Diesel mechanics work in fast-paced environments to maintain and repair diesel engines, which are used to move large machines and vehicles used in the farming, transportation and construction industries, among others. As a diesel mechanic, you can expect to use a wide range of tools, including computer diagnostics and welding equipment, to understand and fix problems with these engines. The job also requires mechanical knowledge and strong analytical skills. If you enjoy working with your hands and taking on challenging work each day, a job as a diesel mechanic may be for you.
Oversight for Diesel Mechanics in Indiana
Licensing is not required for diesel mechanics to begin working in Indiana, though a high school diploma or GED is typically a prerequisite for most jobs. You can then receive on-the-job training, if your employer provides it, or enroll in a technical training program. Additional certifications are available for mechanics who would like to advance their careers and obtain higher-paying jobs in the future.
Available Training Programs
Several community colleges and technical schools in Indiana offer training programs for diesel mechanics. The following teach the basics of the job and prepare students for working in this field:
- Vincennes University. Vincennes offers two-year and certificate programs in diesel technology, including concentrations in John Deere agricultural technology or consumer and commercial equipment for additional specialization.
- Ivy Tech Community College. Ivy Tech’s diesel technology program uses classroom instruction and live lab training to develop students’ skills. Additional programs in truck chassis systems and advanced diesel electronic controls are also available.
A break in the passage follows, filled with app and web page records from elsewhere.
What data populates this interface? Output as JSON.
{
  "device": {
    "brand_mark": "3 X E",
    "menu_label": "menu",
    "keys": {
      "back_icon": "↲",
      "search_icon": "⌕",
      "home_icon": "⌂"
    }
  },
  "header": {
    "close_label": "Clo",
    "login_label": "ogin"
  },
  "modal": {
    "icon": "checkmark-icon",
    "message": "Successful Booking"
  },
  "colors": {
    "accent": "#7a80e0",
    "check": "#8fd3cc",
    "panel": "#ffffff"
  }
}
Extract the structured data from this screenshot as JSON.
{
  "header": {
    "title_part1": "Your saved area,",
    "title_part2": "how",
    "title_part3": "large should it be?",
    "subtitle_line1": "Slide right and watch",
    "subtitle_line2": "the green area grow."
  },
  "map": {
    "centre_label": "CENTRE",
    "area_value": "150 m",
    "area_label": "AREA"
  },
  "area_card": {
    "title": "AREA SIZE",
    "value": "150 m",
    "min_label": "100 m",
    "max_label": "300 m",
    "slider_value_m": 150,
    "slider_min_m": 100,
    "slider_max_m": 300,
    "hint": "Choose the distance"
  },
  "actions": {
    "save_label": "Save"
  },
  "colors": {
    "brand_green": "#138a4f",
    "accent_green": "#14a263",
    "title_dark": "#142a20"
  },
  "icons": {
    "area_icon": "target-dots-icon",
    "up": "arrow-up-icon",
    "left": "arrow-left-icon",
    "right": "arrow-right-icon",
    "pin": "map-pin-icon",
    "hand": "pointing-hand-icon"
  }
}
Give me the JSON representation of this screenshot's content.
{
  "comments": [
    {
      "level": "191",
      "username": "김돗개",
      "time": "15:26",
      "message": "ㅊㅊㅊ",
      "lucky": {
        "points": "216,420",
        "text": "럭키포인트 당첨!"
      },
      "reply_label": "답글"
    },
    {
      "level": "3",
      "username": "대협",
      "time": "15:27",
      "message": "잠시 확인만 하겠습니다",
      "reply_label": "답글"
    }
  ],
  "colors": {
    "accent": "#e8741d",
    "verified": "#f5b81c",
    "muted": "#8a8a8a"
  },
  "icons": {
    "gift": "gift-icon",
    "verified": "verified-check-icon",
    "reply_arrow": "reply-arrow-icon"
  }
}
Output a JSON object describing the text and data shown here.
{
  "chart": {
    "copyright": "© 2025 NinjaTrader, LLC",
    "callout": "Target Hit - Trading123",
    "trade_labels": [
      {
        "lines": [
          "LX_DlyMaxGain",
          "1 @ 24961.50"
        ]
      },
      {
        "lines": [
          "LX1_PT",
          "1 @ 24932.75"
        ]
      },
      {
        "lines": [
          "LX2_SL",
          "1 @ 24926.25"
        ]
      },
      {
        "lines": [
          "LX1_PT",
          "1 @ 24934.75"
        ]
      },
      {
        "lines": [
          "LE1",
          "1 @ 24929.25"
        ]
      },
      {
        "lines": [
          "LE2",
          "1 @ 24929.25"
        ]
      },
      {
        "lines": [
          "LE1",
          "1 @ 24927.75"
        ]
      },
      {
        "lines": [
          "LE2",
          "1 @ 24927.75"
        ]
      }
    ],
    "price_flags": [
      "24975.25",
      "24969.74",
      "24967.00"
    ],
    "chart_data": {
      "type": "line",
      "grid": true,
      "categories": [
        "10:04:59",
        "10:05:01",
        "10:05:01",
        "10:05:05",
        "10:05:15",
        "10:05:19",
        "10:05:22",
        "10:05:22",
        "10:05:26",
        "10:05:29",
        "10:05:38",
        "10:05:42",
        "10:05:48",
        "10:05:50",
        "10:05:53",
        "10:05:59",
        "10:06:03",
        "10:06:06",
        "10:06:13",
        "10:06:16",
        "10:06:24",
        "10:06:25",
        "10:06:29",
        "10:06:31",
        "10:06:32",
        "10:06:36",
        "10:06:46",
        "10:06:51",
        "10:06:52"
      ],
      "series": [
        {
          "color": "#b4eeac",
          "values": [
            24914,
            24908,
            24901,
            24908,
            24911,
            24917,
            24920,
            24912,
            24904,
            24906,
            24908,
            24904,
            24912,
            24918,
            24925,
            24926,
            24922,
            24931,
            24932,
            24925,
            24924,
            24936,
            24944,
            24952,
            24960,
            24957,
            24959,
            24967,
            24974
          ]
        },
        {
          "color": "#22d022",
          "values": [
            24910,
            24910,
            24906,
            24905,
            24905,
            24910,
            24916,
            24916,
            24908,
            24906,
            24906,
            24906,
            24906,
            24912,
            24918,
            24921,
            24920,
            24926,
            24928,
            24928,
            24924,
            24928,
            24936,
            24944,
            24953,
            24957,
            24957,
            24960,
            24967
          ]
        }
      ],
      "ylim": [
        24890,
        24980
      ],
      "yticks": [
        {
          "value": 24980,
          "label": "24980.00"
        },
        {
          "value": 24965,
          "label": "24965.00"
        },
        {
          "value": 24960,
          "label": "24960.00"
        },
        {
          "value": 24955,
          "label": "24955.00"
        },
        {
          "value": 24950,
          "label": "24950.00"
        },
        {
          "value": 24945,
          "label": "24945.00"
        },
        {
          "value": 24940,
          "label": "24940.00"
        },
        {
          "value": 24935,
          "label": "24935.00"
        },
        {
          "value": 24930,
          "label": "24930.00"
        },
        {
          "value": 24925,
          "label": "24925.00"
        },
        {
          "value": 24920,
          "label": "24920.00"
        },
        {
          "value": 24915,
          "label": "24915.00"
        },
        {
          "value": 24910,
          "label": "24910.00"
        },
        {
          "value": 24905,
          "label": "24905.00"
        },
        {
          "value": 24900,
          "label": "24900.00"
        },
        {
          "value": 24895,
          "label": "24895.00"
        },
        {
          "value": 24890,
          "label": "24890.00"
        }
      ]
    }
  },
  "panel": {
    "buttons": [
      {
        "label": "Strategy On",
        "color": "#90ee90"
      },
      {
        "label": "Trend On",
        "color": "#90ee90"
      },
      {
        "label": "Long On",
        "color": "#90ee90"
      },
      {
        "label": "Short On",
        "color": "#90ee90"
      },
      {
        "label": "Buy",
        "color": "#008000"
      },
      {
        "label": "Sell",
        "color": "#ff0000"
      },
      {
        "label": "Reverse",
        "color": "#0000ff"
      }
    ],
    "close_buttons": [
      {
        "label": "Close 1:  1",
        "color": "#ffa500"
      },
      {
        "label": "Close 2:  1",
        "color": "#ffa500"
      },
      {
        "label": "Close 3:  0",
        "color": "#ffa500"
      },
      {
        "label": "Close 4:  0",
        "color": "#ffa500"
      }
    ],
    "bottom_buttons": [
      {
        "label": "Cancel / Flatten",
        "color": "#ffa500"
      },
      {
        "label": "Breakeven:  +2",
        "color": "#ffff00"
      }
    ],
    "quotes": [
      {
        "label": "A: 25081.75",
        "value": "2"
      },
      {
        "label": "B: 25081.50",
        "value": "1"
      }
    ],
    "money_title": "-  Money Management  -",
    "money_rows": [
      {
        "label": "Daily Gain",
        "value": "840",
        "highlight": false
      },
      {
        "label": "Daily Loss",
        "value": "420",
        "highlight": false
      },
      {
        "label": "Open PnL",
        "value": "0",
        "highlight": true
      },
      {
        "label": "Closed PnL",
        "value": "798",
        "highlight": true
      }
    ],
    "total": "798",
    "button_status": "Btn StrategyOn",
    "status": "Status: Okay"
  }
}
- Lincoln Tech. Located in Indianapolis, Lincoln Tech teaches students about how to repair and maintain heavy duty drive trains, electrical systems and more using welding fundamentals and other techniques. The program takes about one year to complete.
While certification is not necessary for entry-level work, obtaining this recognition can signal to employers and clients that you have advanced skills. The National Institute for Automotive Service Excellence (ASE), a well-respected organization within the field, awards certifications to mechanics who have completed two years of relevant work experience and passed an exam. There are 50 exams available for different specializations, with test prep materials offered for each.
Salary and Career Expectations
According to the Bureau of Labor Statistics, diesel mechanics in Indiana can expect an average annual salary of $44,660, or about $21.50 per hour.
During the 10 years to 2026, the Projections Managing Partnership anticipates average annual job growth for diesel mechanics of 10 percent within the state, slightly higher than the national average of 9.3 percent for this career field.
Working as a Diesel Mechanic in Indiana
Diesel mechanics work in a range of industries, though jobs in the automotive field are the most common. While most mechanics work for repair shops, automotive companies and other businesses, you can also choose to work as an independent contractor or start your own repair company. Jobs and clients will be most plentiful in urban areas, such as Indianapolis.
Work hours can be long, as many repair shops offer extended hours to ensure that emergency repairs can be made as quickly as possible. If you enjoy problem solving and are seeking an active career, this can be a worthwhile condition for a rewarding career.